- TASK REQUIREMENTS: The result should be a full, exact repeat of the entries, free of pictures.

- Dataset rows for apps and sites:
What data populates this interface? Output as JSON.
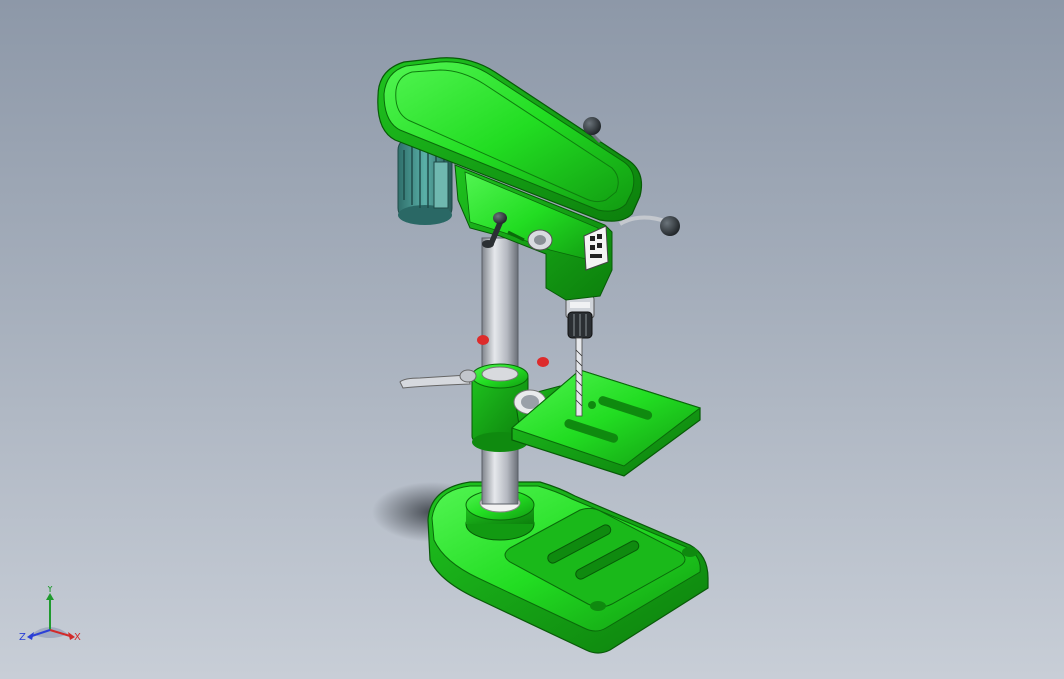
{
  "viewport": {
    "background_top": "#8d98a8",
    "background_bottom": "#c8ced7"
  },
  "model": {
    "body_color": "#22dd22",
    "column_color": "#b8bcc4",
    "motor_color": "#3c8a86",
    "knob_color": "#2a2f33",
    "switch_color": "#dd2b2b"
  },
  "triad": {
    "x_label": "X",
    "y_label": "Y",
    "z_label": "Z",
    "x_color": "#d22a2a",
    "y_color": "#1f9a2e",
    "z_color": "#2b3fd6"
  }
}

- RESULT BELOW:
What data populates this interface? Output as JSON.
{
  "viewport": {
    "background_top": "#8d98a8",
    "background_bottom": "#c8ced7"
  },
  "model": {
    "body_color": "#22dd22",
    "column_color": "#b8bcc4",
    "motor_color": "#3c8a86",
    "knob_color": "#2a2f33",
    "switch_color": "#dd2b2b"
  },
  "triad": {
    "x_label": "X",
    "y_label": "Y",
    "z_label": "Z",
    "x_color": "#d22a2a",
    "y_color": "#1f9a2e",
    "z_color": "#2b3fd6"
  }
}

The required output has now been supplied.